Researchers have discovered a dormant black hole outside the Milky Way.
The stellar-mass black hole was observed in a nearby galaxy by a team of international scientists.
The newly discovered black hole is at least nine times the mass of the sun and orbits a hot blue star weighing 25 times the mass of the sun.
The star that gave birth to the black hole disappeared without any signs of an associated supernova explosion, the study suggests.
Stellar-mass black holes form when massive stars reach the end of their lives and collapse under their own gravity.
In a system of two stars orbiting each other, this process leaves behind an orbiting black hole with a bright companion star.
This black is considered dormant if it does not emit high levels of X-radiation, which is how these black holes are usually detected.
Dormant black holes are difficult to spot because they interact little with their environment.
The researchers had been searching for binary black hole systems for more than two years and are particularly excited about the discovery, known as VFTS243.
Paul Crowther, Professor of Astrophysics at the University of Sheffield, said: “This is a very exciting discovery.
“Although a number of dormant black hole candidates have been proposed, this is the first to be unambiguously detected outside our galaxy.”
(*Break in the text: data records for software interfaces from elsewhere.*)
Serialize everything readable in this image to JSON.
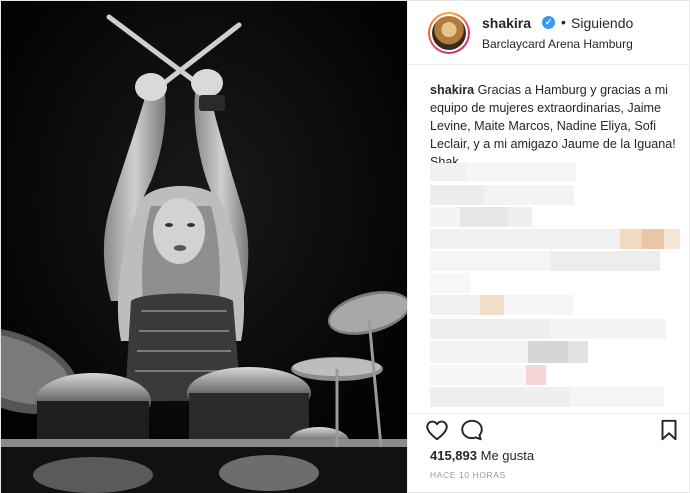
{
  "header": {
    "username": "shakira",
    "separator": "•",
    "follow_label": "Siguiendo",
    "location": "Barclaycard Arena Hamburg"
  },
  "caption": {
    "username": "shakira",
    "text": "Gracias a Hamburg y gracias a mi equipo de mujeres extraordinarias, Jaime Levine, Maite Marcos, Nadine Eliya, Sofi Leclair, y a mi amigazo Jaume de la Iguana! Shak"
  },
  "stats": {
    "likes_count": "415,893",
    "likes_label": "Me gusta",
    "timestamp": "HACE 10 HORAS"
  },
  "icons": {
    "like": "heart-icon",
    "comment": "comment-icon",
    "save": "bookmark-icon",
    "verified": "verified-icon"
  },
  "colors": {
    "verified_blue": "#3897f0",
    "text": "#262626",
    "muted": "#999999",
    "border": "#efefef",
    "photo_bg": "#050505"
  }
}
As part of the research team, Professor Crowther worked with Tomer Shenar of the Institute of Physics and Astronomy, who started the study at KU Leuven in Belgium and is now a Marie Curie Fellow at the University of Amsterdam in the Netherlands.
Dr Shenar said: “We have identified a needle in a haystack.
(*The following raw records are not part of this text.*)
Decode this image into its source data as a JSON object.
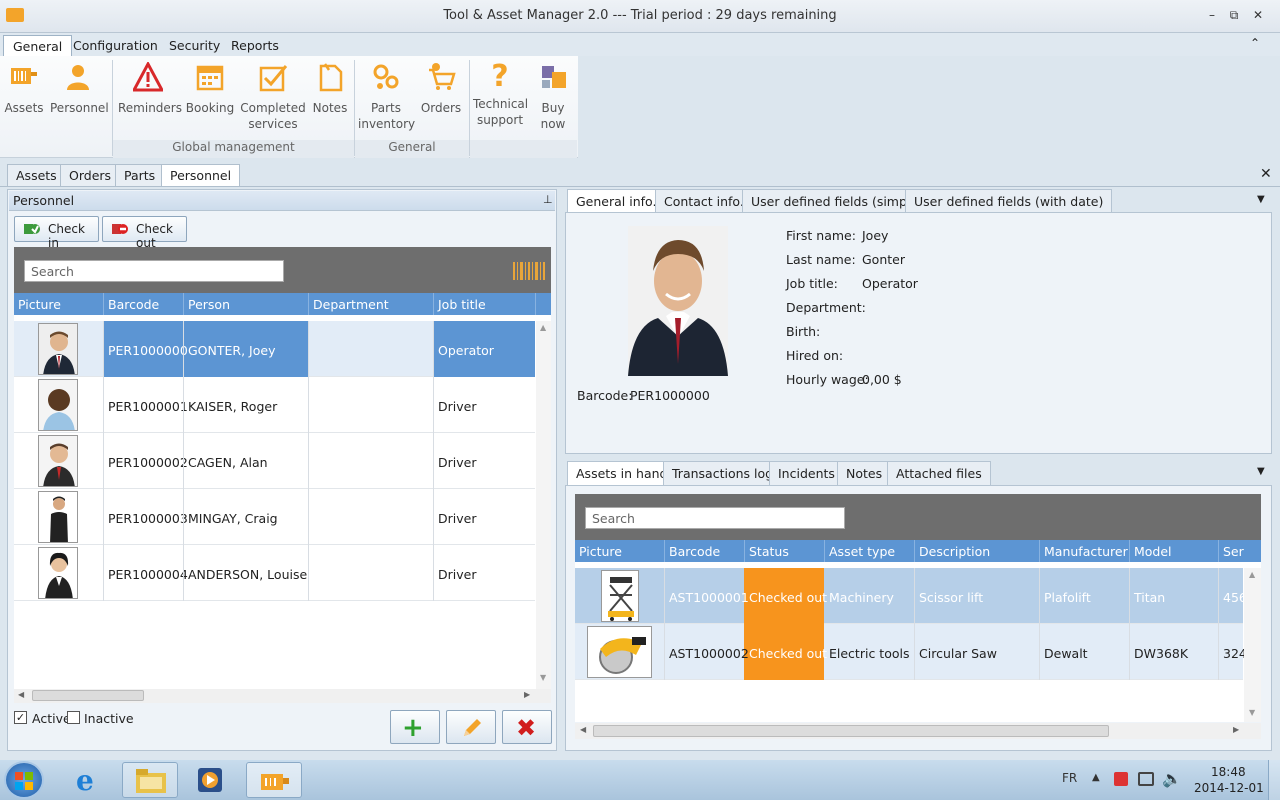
{
  "window": {
    "title": "Tool & Asset Manager 2.0 --- Trial period : 29 days remaining"
  },
  "menu": {
    "tabs": [
      "General",
      "Configuration",
      "Security",
      "Reports"
    ],
    "active": "General"
  },
  "ribbon": {
    "buttons": {
      "assets": "Assets",
      "personnel": "Personnel",
      "reminders": "Reminders",
      "booking": "Booking",
      "completed_1": "Completed",
      "completed_2": "services",
      "notes": "Notes",
      "parts_1": "Parts",
      "parts_2": "inventory",
      "orders": "Orders",
      "tech_1": "Technical",
      "tech_2": "support",
      "buy_1": "Buy",
      "buy_2": "now"
    },
    "groups": {
      "global": "Global management",
      "general": "General"
    }
  },
  "doc_tabs": [
    "Assets",
    "Orders",
    "Parts",
    "Personnel"
  ],
  "personnel_panel": {
    "title": "Personnel",
    "check_in": "Check in",
    "check_out": "Check out",
    "search_placeholder": "Search",
    "columns": [
      "Picture",
      "Barcode",
      "Person",
      "Department",
      "Job title"
    ],
    "rows": [
      {
        "barcode": "PER1000000",
        "person": "GONTER, Joey",
        "department": "",
        "job": "Operator"
      },
      {
        "barcode": "PER1000001",
        "person": "KAISER, Roger",
        "department": "",
        "job": "Driver"
      },
      {
        "barcode": "PER1000002",
        "person": "CAGEN, Alan",
        "department": "",
        "job": "Driver"
      },
      {
        "barcode": "PER1000003",
        "person": "MINGAY, Craig",
        "department": "",
        "job": "Driver"
      },
      {
        "barcode": "PER1000004",
        "person": "ANDERSON, Louise",
        "department": "",
        "job": "Driver"
      }
    ],
    "active_label": "Active",
    "inactive_label": "Inactive"
  },
  "detail": {
    "tabs": [
      "General info.",
      "Contact info.",
      "User defined fields (simple)",
      "User defined fields (with date)"
    ],
    "fields": {
      "first_name_label": "First name:",
      "first_name": "Joey",
      "last_name_label": "Last name:",
      "last_name": "Gonter",
      "job_title_label": "Job title:",
      "job_title": "Operator",
      "department_label": "Department:",
      "birth_label": "Birth:",
      "hired_label": "Hired on:",
      "wage_label": "Hourly wage:",
      "wage": "0,00 $",
      "barcode_label": "Barcode:",
      "barcode": "PER1000000"
    }
  },
  "assets_panel": {
    "tabs": [
      "Assets in hand",
      "Transactions log",
      "Incidents",
      "Notes",
      "Attached files"
    ],
    "search_placeholder": "Search",
    "columns": [
      "Picture",
      "Barcode",
      "Status",
      "Asset type",
      "Description",
      "Manufacturer",
      "Model",
      "Ser"
    ],
    "rows": [
      {
        "barcode": "AST1000001",
        "status": "Checked out",
        "type": "Machinery",
        "description": "Scissor lift",
        "manufacturer": "Plafolift",
        "model": "Titan",
        "serial": "456"
      },
      {
        "barcode": "AST1000002",
        "status": "Checked out",
        "type": "Electric tools",
        "description": "Circular Saw",
        "manufacturer": "Dewalt",
        "model": "DW368K",
        "serial": "324"
      }
    ]
  },
  "taskbar": {
    "lang": "FR",
    "time": "18:48",
    "date": "2014-12-01"
  },
  "colors": {
    "accent": "#5c95d3",
    "status_checked_out": "#f7941d",
    "ribbon_icon": "#f3a42a"
  }
}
“The star that formed the black hole in VFTS 243 appears to have collapsed entirely, with no signs of a previous explosion.
“Evidence for this direct collapse scenario has emerged recently, but our study provides arguably one of the most direct indications.
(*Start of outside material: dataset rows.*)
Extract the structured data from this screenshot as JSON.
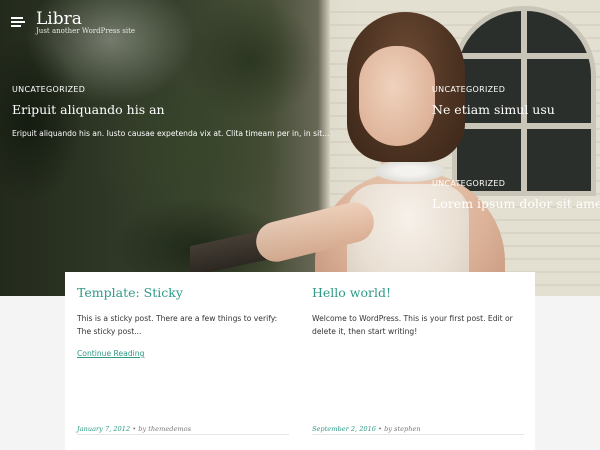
{
  "site": {
    "title": "Libra",
    "description": "Just another WordPress site"
  },
  "featured": [
    {
      "category": "UNCATEGORIZED",
      "title": "Eripuit aliquando his an",
      "excerpt": "Eripuit aliquando his an. Iusto causae expetenda vix at. Clita timeam per in, in sit..."
    },
    {
      "category": "UNCATEGORIZED",
      "title": "Ne etiam simul usu"
    },
    {
      "category": "UNCATEGORIZED",
      "title": "Lorem ipsum dolor sit amet"
    }
  ],
  "posts": [
    {
      "title": "Template: Sticky",
      "excerpt": "This is a sticky post. There are a few things to verify: The sticky post...",
      "read_more": "Continue Reading",
      "date": "January 7, 2012",
      "author": "by themedemos"
    },
    {
      "title": "Hello world!",
      "excerpt": "Welcome to WordPress. This is your first post. Edit or delete it, then start writing!",
      "date": "September 2, 2016",
      "author": "by stephen"
    }
  ],
  "meta_separator": " • ",
  "colors": {
    "accent": "#2f9a87",
    "card_bg": "#ffffff",
    "page_bg": "#f4f4f4"
  }
}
“This has huge implications for the origin of black hole mergers in the cosmos.”
The black hole in VFTS 243 was found using six years of observations of the Tarantula Nebula by the Fiber Large Array Multi Element Spectrograph (Flames) instrument on the European Southern Observatory’s Very Large Telescope.
The study is published in Nature Astronomy.